For example, a large brand like Mercedes might be more than happy to have their products advertised on MSNBC or Forbes, but not so pleased at being placed on random file-sharing websites. In terms of relevance, all advertisers want some kind of relationship between the subject matter of the placement and the product or service being advertised. You probably wouldn’t consider advertising Rolex watches on a discussion forum for Japanese comic books – it’s completely irrelevant.
In some cases, advertisers may want to achieve specific performance goals, yet do so in brand-safe environments. While this is certainly possible, it does impose a limit on the performance potential of campaigns, since conversions can occur anywhere (like outside the bubble of brand-safe environments).

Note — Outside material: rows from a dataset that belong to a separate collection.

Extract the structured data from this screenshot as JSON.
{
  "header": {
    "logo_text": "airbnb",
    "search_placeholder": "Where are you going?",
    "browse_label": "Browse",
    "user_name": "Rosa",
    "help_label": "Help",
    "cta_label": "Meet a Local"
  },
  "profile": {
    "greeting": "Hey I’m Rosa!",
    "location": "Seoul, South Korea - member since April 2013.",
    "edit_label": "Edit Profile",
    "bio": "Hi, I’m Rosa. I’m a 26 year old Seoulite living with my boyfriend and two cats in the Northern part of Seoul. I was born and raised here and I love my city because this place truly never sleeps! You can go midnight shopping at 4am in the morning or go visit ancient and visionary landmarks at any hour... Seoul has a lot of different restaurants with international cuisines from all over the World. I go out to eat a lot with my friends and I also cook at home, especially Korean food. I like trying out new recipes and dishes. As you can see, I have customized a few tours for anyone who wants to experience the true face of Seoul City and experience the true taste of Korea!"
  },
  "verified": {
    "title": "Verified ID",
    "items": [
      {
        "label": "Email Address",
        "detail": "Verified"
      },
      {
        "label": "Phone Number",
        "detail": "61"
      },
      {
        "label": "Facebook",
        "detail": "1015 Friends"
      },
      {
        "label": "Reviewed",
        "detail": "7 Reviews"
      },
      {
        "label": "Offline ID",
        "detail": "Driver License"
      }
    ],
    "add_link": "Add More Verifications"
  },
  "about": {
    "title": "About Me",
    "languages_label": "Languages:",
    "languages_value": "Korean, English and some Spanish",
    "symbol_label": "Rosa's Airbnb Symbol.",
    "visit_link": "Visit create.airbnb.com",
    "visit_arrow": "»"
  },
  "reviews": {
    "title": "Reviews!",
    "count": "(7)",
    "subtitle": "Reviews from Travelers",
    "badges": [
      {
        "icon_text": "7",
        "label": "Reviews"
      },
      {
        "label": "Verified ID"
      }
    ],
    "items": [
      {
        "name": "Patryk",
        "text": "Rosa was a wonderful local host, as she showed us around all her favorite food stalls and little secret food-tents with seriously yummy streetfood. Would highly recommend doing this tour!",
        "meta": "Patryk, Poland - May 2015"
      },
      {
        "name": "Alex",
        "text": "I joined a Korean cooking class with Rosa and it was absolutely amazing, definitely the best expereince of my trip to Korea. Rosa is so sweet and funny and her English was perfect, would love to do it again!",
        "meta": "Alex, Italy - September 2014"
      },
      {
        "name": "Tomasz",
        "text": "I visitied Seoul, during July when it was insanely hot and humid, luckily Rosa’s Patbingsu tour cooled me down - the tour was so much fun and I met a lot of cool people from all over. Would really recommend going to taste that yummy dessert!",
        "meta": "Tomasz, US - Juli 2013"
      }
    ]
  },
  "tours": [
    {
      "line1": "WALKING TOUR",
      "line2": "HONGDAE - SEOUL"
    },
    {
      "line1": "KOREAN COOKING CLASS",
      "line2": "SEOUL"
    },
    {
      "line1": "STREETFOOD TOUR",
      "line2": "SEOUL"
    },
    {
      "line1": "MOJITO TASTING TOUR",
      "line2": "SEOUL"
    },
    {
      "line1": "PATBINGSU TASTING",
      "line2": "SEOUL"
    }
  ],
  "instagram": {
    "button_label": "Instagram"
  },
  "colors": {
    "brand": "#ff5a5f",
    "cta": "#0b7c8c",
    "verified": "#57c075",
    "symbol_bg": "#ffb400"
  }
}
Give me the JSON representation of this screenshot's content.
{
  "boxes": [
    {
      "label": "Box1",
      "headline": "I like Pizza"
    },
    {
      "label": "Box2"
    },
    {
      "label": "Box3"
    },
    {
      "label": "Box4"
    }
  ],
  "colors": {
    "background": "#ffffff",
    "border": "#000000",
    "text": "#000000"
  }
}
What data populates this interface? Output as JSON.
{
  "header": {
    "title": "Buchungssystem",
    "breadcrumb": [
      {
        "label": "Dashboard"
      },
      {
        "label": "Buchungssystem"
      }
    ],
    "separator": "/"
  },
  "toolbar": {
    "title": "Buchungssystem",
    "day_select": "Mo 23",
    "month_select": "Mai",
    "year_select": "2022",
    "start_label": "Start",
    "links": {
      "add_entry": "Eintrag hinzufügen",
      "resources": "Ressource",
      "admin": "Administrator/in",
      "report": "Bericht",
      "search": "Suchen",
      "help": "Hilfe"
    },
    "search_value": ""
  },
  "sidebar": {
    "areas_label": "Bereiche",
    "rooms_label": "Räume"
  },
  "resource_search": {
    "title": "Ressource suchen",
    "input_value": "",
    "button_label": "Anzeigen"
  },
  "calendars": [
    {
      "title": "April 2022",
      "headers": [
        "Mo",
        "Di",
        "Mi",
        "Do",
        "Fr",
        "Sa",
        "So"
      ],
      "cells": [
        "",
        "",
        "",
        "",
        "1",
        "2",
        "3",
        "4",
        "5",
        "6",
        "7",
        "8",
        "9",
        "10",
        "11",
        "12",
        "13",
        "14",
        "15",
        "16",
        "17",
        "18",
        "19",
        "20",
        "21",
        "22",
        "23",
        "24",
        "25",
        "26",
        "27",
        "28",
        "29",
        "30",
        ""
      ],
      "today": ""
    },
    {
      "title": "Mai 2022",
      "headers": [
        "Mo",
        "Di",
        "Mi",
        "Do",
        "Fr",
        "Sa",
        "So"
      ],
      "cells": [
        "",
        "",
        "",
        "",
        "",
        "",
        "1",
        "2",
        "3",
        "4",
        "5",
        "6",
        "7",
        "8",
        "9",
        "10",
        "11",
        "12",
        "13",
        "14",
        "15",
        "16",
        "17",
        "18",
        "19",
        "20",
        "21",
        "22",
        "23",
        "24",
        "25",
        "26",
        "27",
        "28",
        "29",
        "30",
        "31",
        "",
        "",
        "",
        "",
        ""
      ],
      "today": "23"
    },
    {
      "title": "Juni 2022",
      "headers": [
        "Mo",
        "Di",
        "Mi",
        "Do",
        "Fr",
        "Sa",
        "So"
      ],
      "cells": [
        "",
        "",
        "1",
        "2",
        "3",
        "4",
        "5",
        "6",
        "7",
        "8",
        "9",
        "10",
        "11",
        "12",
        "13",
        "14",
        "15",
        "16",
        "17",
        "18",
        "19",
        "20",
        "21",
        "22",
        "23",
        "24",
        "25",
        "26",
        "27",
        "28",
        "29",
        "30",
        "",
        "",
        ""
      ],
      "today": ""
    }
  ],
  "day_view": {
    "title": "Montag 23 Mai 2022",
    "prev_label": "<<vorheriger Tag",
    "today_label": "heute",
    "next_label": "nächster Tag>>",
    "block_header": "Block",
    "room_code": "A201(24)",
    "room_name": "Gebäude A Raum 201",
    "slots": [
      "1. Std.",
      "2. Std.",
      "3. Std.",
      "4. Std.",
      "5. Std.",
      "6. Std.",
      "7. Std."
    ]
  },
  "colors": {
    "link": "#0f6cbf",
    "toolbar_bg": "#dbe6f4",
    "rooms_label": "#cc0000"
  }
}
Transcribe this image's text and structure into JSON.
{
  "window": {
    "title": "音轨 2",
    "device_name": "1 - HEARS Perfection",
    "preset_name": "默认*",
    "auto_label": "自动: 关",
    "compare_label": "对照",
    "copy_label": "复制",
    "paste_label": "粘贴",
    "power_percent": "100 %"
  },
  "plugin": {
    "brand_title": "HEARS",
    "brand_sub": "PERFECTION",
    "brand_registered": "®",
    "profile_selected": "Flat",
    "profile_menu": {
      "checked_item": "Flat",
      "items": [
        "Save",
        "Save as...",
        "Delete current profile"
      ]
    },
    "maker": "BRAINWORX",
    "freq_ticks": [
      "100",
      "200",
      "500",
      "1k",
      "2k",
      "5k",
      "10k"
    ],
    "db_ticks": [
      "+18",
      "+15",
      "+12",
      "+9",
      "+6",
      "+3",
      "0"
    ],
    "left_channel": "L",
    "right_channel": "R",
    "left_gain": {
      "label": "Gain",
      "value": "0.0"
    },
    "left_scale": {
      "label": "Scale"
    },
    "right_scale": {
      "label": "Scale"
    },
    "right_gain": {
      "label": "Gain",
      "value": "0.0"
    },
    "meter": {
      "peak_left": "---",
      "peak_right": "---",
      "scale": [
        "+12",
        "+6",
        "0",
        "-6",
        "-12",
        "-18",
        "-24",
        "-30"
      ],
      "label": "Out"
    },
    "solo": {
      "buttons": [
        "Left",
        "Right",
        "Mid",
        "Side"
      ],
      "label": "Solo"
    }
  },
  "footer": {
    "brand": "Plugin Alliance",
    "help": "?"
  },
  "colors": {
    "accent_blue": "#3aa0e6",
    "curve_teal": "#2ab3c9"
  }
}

The bottom line is that session depth really only matters when it contributes to the objectives of the advertiser. And since there are certain benefits to earlier impressions, advertisers must weigh the cost of securing such inventory with the benefits, and figure out if the numbers make business sense.
“Premium” is one of those words that have become so ambiguous as to be completely useless, at least in the online advertising world. Most people can’t agree on a definition, and for good reason: it’s complex and loaded with qualifiers.
I’ve spoken with a few individuals over the last few months that have all asked for help in defining what “premium” inventory meant in some sort of clear and concise way. It’s been a tricky task to tackle, and with so many caveats and distinctions, finding a decent answer has not been easy.
Even though I agree that “premium” is a highly subjective label for describing ad inventory, there does exist a degree to which inventory can be intrinsically, or objectively, valuable: namely session depth, which is a byproduct of ad serving priority. But that is really only looking at the topic from the publisher’s perspective, which is to say: only half the story.
For advertisers, the ultimate determination of inventory value is performance. And when it comes to performance, audiences matter just as much, if not more, than simply publisher context and session depth.